Task item:
Count, in the data that follows, every line with the string "desc", and give that count as the whole reply.
┏━━
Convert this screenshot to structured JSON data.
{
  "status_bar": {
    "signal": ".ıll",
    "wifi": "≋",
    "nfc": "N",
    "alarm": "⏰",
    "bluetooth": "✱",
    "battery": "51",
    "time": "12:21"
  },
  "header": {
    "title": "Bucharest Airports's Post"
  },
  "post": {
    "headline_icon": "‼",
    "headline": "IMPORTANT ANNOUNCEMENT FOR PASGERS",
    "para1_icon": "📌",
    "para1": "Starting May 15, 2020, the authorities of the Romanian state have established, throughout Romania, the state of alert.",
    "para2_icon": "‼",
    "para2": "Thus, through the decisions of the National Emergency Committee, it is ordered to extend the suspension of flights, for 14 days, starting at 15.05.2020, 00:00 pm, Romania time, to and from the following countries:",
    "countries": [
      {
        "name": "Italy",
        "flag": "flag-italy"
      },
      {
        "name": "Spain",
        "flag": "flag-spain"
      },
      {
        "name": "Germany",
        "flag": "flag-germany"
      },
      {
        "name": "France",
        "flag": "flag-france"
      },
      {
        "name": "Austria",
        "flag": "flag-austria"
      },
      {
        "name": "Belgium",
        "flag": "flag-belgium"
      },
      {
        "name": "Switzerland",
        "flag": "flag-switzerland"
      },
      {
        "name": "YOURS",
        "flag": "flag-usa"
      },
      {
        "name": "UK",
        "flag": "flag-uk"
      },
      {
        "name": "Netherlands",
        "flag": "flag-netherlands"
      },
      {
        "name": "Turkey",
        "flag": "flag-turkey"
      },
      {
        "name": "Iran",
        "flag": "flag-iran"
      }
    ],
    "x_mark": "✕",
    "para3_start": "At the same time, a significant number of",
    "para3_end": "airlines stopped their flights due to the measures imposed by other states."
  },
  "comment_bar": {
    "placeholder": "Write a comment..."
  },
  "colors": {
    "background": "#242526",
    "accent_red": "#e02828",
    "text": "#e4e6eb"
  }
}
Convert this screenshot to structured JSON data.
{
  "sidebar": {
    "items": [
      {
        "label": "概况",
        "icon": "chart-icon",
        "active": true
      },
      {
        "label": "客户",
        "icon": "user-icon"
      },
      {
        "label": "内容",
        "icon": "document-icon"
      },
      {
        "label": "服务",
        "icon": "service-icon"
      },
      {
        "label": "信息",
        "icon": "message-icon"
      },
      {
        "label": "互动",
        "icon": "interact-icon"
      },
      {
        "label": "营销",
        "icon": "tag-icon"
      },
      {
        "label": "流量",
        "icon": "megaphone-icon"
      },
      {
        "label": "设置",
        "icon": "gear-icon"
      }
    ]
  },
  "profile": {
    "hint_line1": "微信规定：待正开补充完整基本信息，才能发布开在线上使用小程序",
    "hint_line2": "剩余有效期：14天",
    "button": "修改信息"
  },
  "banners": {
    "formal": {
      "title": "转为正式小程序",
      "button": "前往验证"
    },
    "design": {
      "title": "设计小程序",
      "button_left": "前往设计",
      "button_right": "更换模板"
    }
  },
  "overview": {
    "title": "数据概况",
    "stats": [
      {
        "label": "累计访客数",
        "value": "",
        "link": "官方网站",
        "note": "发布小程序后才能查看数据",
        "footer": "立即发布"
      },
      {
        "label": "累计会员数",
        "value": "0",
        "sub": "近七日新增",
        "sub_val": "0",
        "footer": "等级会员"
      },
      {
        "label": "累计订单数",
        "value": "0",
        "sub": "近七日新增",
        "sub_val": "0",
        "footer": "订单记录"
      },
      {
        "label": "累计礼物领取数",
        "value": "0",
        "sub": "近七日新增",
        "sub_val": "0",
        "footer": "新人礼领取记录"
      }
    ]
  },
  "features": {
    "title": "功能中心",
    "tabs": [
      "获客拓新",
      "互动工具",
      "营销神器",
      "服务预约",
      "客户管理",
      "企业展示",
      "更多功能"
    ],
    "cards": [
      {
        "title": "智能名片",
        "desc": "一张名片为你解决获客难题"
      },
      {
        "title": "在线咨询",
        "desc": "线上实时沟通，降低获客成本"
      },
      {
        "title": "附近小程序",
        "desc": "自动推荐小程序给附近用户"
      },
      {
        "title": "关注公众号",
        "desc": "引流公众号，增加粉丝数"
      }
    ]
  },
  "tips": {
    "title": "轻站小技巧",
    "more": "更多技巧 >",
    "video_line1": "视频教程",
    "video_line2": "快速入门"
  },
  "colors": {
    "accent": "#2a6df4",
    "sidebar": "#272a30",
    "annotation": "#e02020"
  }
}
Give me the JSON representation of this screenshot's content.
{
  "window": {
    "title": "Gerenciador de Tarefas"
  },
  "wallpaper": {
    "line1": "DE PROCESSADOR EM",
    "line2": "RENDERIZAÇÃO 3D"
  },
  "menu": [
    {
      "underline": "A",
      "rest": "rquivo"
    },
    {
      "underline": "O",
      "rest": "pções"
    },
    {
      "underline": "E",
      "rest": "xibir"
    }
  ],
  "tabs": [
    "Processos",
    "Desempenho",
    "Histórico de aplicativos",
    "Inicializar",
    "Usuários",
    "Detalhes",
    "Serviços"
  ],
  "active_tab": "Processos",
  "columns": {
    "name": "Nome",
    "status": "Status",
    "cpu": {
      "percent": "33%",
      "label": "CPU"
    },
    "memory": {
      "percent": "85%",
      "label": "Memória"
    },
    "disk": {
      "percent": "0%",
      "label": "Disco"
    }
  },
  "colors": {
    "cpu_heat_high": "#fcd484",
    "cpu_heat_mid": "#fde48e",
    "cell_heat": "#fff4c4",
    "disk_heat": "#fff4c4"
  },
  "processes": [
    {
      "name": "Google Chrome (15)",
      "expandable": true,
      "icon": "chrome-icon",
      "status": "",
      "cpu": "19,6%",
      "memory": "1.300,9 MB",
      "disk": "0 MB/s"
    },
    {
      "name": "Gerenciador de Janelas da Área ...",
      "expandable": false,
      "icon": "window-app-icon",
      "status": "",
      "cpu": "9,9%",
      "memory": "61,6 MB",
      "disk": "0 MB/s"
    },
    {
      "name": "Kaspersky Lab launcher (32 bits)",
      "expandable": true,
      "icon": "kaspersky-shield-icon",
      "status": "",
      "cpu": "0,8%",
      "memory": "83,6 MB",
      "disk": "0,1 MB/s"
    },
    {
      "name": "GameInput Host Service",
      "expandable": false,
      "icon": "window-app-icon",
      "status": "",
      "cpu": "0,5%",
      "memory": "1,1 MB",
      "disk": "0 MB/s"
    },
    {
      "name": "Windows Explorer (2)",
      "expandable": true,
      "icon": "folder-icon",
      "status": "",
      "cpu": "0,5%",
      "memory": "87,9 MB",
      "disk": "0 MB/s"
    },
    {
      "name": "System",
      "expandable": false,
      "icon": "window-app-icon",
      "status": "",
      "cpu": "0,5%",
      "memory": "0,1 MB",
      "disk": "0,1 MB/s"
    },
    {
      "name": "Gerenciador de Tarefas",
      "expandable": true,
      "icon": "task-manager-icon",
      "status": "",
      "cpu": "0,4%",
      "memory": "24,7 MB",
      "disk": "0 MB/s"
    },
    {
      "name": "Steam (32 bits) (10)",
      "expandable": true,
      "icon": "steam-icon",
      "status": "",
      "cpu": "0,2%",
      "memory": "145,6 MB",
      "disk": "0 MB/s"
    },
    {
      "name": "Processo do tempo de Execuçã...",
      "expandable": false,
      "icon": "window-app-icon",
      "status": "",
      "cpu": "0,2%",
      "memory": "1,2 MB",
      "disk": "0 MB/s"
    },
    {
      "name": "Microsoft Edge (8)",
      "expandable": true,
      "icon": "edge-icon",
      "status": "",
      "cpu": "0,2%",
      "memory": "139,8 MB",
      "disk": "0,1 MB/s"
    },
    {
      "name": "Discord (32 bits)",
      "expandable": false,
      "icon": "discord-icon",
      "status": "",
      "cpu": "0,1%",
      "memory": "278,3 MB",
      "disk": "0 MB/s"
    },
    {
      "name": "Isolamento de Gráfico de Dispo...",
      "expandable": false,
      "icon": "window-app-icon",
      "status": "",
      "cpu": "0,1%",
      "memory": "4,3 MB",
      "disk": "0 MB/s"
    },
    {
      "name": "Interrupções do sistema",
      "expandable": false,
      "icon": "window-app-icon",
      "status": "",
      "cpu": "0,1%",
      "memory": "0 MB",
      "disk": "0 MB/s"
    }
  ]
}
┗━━
Expected answer:
4